=== TASK PROMPT ===
Scan the entries below for "クリックの快楽とその末路" and copy each line that holds it.

START RECORDS SUPPLIED

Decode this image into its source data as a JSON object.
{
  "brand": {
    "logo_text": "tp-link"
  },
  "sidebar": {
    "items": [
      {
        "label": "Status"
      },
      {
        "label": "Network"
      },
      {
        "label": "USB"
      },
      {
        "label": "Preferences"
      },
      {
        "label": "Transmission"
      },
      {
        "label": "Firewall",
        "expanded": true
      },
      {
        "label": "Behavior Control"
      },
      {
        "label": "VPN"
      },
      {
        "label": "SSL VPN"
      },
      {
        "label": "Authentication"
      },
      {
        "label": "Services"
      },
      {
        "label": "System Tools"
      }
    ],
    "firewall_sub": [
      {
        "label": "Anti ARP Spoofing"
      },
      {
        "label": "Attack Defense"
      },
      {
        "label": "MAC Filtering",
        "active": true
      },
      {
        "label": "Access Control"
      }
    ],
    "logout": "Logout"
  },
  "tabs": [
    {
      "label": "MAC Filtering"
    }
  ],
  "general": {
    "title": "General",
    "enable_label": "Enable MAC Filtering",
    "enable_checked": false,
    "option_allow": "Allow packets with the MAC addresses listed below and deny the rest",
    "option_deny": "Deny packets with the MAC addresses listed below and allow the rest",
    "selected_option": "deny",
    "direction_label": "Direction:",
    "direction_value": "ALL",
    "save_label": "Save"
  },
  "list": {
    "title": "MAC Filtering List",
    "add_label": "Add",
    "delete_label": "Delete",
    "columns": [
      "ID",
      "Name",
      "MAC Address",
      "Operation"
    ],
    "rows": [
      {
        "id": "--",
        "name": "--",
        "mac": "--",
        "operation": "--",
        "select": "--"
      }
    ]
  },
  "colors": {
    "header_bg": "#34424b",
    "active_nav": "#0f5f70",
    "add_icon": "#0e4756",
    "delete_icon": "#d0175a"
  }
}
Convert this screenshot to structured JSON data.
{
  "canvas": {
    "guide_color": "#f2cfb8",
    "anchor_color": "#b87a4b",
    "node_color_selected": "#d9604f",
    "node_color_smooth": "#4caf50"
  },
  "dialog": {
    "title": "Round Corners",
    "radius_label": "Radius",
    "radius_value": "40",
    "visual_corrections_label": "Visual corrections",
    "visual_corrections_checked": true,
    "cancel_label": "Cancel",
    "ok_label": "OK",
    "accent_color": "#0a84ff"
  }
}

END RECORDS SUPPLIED
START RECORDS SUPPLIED

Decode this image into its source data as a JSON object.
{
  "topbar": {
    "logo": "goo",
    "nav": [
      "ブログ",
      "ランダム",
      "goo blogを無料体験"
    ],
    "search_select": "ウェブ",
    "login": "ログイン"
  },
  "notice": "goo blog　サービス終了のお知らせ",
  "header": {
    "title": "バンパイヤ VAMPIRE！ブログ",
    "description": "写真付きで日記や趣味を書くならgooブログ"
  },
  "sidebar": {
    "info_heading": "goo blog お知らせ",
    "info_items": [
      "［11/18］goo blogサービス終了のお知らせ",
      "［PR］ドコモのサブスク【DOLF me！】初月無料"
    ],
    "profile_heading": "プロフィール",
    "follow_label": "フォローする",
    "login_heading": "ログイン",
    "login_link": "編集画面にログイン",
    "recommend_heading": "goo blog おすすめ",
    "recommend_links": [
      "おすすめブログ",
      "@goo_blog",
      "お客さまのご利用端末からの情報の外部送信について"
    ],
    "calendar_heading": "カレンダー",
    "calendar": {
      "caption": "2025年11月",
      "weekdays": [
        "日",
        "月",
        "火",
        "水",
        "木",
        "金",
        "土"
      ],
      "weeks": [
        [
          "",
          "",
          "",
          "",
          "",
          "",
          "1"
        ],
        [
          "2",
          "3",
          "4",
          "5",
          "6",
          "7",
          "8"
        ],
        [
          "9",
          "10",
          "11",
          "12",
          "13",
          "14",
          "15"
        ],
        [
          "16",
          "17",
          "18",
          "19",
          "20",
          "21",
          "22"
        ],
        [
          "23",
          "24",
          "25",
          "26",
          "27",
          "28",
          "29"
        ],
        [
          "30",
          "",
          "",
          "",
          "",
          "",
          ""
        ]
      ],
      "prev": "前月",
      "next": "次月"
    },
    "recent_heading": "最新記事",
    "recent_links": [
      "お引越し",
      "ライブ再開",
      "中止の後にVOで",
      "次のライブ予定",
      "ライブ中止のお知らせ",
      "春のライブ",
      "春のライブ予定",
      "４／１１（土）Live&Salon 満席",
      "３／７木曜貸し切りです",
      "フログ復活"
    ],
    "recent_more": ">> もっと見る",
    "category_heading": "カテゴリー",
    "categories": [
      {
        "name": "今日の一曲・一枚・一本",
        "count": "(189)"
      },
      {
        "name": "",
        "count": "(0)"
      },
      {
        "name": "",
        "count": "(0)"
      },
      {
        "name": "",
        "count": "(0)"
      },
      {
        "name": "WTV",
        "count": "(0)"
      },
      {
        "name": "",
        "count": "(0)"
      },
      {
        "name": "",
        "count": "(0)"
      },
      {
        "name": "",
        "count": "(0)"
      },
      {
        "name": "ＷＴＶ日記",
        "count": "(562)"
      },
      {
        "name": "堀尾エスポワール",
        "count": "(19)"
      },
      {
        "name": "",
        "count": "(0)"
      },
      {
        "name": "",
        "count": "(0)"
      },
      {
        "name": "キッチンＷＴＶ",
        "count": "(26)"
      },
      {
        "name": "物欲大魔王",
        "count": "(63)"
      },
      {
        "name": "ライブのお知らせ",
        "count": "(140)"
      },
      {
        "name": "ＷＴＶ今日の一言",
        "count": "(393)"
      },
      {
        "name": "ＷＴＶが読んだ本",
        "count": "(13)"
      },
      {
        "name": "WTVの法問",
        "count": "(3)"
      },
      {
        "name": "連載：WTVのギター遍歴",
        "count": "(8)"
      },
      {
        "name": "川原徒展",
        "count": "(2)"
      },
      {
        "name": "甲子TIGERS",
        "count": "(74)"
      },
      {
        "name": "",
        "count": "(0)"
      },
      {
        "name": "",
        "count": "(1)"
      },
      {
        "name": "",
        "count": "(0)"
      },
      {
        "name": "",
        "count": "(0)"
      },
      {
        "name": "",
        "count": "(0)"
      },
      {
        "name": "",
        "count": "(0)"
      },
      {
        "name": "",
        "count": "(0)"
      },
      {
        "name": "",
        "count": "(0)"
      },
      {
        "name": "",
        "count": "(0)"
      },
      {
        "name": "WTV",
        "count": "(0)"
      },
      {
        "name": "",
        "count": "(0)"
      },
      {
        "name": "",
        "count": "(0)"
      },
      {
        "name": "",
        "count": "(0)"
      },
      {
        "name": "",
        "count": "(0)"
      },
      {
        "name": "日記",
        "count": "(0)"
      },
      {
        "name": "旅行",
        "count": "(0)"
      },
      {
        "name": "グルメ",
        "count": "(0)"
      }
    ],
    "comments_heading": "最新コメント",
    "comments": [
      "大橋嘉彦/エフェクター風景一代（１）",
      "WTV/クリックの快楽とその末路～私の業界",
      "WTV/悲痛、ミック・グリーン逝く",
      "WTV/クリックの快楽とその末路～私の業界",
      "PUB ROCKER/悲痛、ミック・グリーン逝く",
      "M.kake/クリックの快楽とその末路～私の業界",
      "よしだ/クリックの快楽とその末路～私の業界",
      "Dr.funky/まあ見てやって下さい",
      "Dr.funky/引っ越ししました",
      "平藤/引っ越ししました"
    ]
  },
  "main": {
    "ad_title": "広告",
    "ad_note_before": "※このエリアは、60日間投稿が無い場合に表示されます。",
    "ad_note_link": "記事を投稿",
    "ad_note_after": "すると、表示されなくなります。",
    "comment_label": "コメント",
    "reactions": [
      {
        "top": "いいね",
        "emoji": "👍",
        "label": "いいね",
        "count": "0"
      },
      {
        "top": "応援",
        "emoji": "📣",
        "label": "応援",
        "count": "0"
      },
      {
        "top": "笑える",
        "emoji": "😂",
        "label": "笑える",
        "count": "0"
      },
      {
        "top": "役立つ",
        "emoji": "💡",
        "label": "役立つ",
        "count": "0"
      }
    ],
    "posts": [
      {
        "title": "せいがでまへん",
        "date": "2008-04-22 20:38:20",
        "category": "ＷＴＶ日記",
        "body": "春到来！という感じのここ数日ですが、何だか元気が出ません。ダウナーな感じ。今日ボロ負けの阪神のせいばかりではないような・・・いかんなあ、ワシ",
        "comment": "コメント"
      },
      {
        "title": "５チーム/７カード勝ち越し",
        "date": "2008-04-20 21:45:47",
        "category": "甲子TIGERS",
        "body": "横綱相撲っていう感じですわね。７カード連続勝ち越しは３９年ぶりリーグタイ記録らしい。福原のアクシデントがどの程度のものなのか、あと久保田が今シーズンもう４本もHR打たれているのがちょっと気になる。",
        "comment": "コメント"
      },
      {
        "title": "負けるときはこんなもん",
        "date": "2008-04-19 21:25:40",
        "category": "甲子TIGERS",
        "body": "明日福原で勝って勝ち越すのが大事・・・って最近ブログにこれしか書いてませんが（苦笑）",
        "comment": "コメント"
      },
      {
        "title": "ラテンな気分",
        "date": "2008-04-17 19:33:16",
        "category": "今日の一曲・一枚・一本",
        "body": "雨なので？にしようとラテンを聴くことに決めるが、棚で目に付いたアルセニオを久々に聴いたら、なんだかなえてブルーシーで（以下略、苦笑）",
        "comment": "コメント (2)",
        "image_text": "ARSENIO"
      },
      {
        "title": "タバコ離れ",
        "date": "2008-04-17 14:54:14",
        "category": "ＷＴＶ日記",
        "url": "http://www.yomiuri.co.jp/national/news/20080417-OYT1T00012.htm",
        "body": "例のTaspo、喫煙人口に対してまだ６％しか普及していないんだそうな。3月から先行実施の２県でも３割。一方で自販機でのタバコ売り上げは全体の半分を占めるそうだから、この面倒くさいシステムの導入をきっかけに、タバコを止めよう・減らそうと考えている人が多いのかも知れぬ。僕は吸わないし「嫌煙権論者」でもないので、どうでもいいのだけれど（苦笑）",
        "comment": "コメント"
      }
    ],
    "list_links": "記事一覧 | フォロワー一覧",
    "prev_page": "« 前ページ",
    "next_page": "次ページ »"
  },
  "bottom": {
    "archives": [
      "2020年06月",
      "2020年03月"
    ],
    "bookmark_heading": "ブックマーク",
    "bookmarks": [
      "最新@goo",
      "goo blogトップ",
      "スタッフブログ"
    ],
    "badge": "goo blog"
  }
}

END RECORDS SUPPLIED

=== ANSWER ===
      "WTV/クリックの快楽とその末路～私の業界",
      "WTV/クリックの快楽とその末路～私の業界",
      "M.kake/クリックの快楽とその末路～私の業界",
      "よしだ/クリックの快楽とその末路～私の業界",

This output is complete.